**What is expected**. When the material ends, stop; until then, set down every line exactly.

**Information provided**.
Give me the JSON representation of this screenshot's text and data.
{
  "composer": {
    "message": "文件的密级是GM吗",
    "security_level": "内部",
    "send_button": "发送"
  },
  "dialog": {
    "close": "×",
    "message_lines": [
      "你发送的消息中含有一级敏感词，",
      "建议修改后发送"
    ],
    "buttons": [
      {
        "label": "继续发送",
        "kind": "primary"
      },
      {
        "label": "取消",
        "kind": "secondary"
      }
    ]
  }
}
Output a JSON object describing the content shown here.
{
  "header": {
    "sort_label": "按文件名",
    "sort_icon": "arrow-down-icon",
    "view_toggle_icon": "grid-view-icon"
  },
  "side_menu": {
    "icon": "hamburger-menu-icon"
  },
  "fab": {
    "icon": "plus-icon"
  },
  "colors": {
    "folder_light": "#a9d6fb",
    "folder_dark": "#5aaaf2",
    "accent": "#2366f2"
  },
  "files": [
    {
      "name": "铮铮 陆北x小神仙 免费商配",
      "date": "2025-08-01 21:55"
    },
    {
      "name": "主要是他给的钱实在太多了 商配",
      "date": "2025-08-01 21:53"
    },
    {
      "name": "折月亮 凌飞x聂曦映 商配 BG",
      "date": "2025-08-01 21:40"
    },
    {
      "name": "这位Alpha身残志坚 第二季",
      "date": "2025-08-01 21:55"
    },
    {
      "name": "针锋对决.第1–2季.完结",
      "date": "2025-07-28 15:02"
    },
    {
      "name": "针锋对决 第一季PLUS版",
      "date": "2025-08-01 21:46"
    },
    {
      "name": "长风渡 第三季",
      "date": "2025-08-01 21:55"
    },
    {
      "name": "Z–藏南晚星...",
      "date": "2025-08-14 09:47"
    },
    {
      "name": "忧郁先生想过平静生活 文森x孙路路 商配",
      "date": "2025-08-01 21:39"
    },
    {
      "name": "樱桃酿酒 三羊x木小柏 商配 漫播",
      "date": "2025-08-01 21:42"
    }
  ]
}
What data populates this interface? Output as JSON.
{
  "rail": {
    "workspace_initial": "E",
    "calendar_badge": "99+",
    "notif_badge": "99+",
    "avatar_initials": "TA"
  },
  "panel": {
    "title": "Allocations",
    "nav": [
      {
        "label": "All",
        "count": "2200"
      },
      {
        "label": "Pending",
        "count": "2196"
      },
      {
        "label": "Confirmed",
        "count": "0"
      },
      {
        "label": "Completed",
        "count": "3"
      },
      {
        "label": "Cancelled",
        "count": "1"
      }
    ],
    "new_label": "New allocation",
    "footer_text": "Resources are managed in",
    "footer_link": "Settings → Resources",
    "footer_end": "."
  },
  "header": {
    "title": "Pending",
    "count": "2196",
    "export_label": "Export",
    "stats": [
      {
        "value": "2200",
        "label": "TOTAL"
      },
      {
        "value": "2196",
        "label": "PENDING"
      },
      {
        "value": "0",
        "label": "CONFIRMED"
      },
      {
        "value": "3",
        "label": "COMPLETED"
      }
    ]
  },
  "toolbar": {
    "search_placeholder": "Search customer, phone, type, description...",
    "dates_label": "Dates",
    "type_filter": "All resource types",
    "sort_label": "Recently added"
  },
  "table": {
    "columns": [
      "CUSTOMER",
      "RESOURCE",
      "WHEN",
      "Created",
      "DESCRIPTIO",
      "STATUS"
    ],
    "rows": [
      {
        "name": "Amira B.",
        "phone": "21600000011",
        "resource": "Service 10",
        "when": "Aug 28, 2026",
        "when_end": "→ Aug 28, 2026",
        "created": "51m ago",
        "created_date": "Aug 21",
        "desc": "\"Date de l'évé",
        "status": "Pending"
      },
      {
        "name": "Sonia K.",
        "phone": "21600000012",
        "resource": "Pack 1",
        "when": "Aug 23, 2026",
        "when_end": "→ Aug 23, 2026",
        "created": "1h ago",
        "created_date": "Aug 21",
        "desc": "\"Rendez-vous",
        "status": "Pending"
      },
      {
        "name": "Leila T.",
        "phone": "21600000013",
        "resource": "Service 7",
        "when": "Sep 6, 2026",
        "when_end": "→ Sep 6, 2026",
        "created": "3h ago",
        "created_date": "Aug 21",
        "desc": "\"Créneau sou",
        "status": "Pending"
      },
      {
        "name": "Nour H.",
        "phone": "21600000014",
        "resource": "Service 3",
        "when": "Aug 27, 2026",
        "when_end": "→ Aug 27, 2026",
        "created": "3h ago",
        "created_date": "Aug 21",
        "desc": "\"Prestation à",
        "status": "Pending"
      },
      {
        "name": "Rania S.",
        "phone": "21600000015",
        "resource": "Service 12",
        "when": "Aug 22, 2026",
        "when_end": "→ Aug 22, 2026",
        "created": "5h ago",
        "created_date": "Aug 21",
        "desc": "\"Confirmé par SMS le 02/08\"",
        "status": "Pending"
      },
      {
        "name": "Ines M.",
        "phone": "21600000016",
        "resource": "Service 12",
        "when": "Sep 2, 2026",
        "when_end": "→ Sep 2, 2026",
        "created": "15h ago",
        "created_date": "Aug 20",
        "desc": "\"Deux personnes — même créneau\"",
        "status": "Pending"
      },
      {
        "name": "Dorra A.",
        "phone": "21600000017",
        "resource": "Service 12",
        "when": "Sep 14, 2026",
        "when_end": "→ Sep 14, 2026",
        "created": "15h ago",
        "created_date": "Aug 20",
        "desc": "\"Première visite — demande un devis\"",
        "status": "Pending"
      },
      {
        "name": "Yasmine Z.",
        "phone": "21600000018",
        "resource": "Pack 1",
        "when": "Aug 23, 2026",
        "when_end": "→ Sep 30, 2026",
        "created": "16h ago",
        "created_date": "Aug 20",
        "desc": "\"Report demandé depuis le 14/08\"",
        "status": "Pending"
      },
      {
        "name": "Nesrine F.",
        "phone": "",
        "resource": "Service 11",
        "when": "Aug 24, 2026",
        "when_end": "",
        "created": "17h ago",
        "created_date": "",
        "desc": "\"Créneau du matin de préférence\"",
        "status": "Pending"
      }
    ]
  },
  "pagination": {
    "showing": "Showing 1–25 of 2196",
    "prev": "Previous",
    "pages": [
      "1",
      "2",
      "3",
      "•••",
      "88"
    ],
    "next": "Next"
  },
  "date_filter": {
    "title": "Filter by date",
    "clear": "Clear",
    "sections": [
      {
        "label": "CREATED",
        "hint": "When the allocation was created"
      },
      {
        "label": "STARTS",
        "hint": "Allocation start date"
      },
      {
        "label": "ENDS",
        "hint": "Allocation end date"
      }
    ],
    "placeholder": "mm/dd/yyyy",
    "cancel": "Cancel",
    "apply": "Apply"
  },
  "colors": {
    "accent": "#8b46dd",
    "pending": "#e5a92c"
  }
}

**Result of the task**.
Give me the JSON representation of this screenshot's text and data.
{
  "composer": {
    "message": "文件的密级是GM吗",
    "security_level": "内部",
    "send_button": "发送"
  },
  "dialog": {
    "close": "×",
    "message_lines": [
      "你发送的消息中含有一级敏感词，",
      "建议修改后发送"
    ],
    "buttons": [
      {
        "label": "继续发送",
        "kind": "primary"
      },
      {
        "label": "取消",
        "kind": "secondary"
      }
    ]
  }
}
Output a JSON object describing the content shown here.
{
  "header": {
    "sort_label": "按文件名",
    "sort_icon": "arrow-down-icon",
    "view_toggle_icon": "grid-view-icon"
  },
  "side_menu": {
    "icon": "hamburger-menu-icon"
  },
  "fab": {
    "icon": "plus-icon"
  },
  "colors": {
    "folder_light": "#a9d6fb",
    "folder_dark": "#5aaaf2",
    "accent": "#2366f2"
  },
  "files": [
    {
      "name": "铮铮 陆北x小神仙 免费商配",
      "date": "2025-08-01 21:55"
    },
    {
      "name": "主要是他给的钱实在太多了 商配",
      "date": "2025-08-01 21:53"
    },
    {
      "name": "折月亮 凌飞x聂曦映 商配 BG",
      "date": "2025-08-01 21:40"
    },
    {
      "name": "这位Alpha身残志坚 第二季",
      "date": "2025-08-01 21:55"
    },
    {
      "name": "针锋对决.第1–2季.完结",
      "date": "2025-07-28 15:02"
    },
    {
      "name": "针锋对决 第一季PLUS版",
      "date": "2025-08-01 21:46"
    },
    {
      "name": "长风渡 第三季",
      "date": "2025-08-01 21:55"
    },
    {
      "name": "Z–藏南晚星...",
      "date": "2025-08-14 09:47"
    },
    {
      "name": "忧郁先生想过平静生活 文森x孙路路 商配",
      "date": "2025-08-01 21:39"
    },
    {
      "name": "樱桃酿酒 三羊x木小柏 商配 漫播",
      "date": "2025-08-01 21:42"
    }
  ]
}
What data populates this interface? Output as JSON.
{
  "rail": {
    "workspace_initial": "E",
    "calendar_badge": "99+",
    "notif_badge": "99+",
    "avatar_initials": "TA"
  },
  "panel": {
    "title": "Allocations",
    "nav": [
      {
        "label": "All",
        "count": "2200"
      },
      {
        "label": "Pending",
        "count": "2196"
      },
      {
        "label": "Confirmed",
        "count": "0"
      },
      {
        "label": "Completed",
        "count": "3"
      },
      {
        "label": "Cancelled",
        "count": "1"
      }
    ],
    "new_label": "New allocation",
    "footer_text": "Resources are managed in",
    "footer_link": "Settings → Resources",
    "footer_end": "."
  },
  "header": {
    "title": "Pending",
    "count": "2196",
    "export_label": "Export",
    "stats": [
      {
        "value": "2200",
        "label": "TOTAL"
      },
      {
        "value": "2196",
        "label": "PENDING"
      },
      {
        "value": "0",
        "label": "CONFIRMED"
      },
      {
        "value": "3",
        "label": "COMPLETED"
      }
    ]
  },
  "toolbar": {
    "search_placeholder": "Search customer, phone, type, description...",
    "dates_label": "Dates",
    "type_filter": "All resource types",
    "sort_label": "Recently added"
  },
  "table": {
    "columns": [
      "CUSTOMER",
      "RESOURCE",
      "WHEN",
      "Created",
      "DESCRIPTIO",
      "STATUS"
    ],
    "rows": [
      {
        "name": "Amira B.",
        "phone": "21600000011",
        "resource": "Service 10",
        "when": "Aug 28, 2026",
        "when_end": "→ Aug 28, 2026",
        "created": "51m ago",
        "created_date": "Aug 21",
        "desc": "\"Date de l'évé",
        "status": "Pending"
      },
      {
        "name": "Sonia K.",
        "phone": "21600000012",
        "resource": "Pack 1",
        "when": "Aug 23, 2026",
        "when_end": "→ Aug 23, 2026",
        "created": "1h ago",
        "created_date": "Aug 21",
        "desc": "\"Rendez-vous",
        "status": "Pending"
      },
      {
        "name": "Leila T.",
        "phone": "21600000013",
        "resource": "Service 7",
        "when": "Sep 6, 2026",
        "when_end": "→ Sep 6, 2026",
        "created": "3h ago",
        "created_date": "Aug 21",
        "desc": "\"Créneau sou",
        "status": "Pending"
      },
      {
        "name": "Nour H.",
        "phone": "21600000014",
        "resource": "Service 3",
        "when": "Aug 27, 2026",
        "when_end": "→ Aug 27, 2026",
        "created": "3h ago",
        "created_date": "Aug 21",
        "desc": "\"Prestation à",
        "status": "Pending"
      },
      {
        "name": "Rania S.",
        "phone": "21600000015",
        "resource": "Service 12",
        "when": "Aug 22, 2026",
        "when_end": "→ Aug 22, 2026",
        "created": "5h ago",
        "created_date": "Aug 21",
        "desc": "\"Confirmé par SMS le 02/08\"",
        "status": "Pending"
      },
      {
        "name": "Ines M.",
        "phone": "21600000016",
        "resource": "Service 12",
        "when": "Sep 2, 2026",
        "when_end": "→ Sep 2, 2026",
        "created": "15h ago",
        "created_date": "Aug 20",
        "desc": "\"Deux personnes — même créneau\"",
        "status": "Pending"
      },
      {
        "name": "Dorra A.",
        "phone": "21600000017",
        "resource": "Service 12",
        "when": "Sep 14, 2026",
        "when_end": "→ Sep 14, 2026",
        "created": "15h ago",
        "created_date": "Aug 20",
        "desc": "\"Première visite — demande un devis\"",
        "status": "Pending"
      },
      {
        "name": "Yasmine Z.",
        "phone": "21600000018",
        "resource": "Pack 1",
        "when": "Aug 23, 2026",
        "when_end": "→ Sep 30, 2026",
        "created": "16h ago",
        "created_date": "Aug 20",
        "desc": "\"Report demandé depuis le 14/08\"",
        "status": "Pending"
      },
      {
        "name": "Nesrine F.",
        "phone": "",
        "resource": "Service 11",
        "when": "Aug 24, 2026",
        "when_end": "",
        "created": "17h ago",
        "created_date": "",
        "desc": "\"Créneau du matin de préférence\"",
        "status": "Pending"
      }
    ]
  },
  "pagination": {
    "showing": "Showing 1–25 of 2196",
    "prev": "Previous",
    "pages": [
      "1",
      "2",
      "3",
      "•••",
      "88"
    ],
    "next": "Next"
  },
  "date_filter": {
    "title": "Filter by date",
    "clear": "Clear",
    "sections": [
      {
        "label": "CREATED",
        "hint": "When the allocation was created"
      },
      {
        "label": "STARTS",
        "hint": "Allocation start date"
      },
      {
        "label": "ENDS",
        "hint": "Allocation end date"
      }
    ],
    "placeholder": "mm/dd/yyyy",
    "cancel": "Cancel",
    "apply": "Apply"
  },
  "colors": {
    "accent": "#8b46dd",
    "pending": "#e5a92c"
  }
}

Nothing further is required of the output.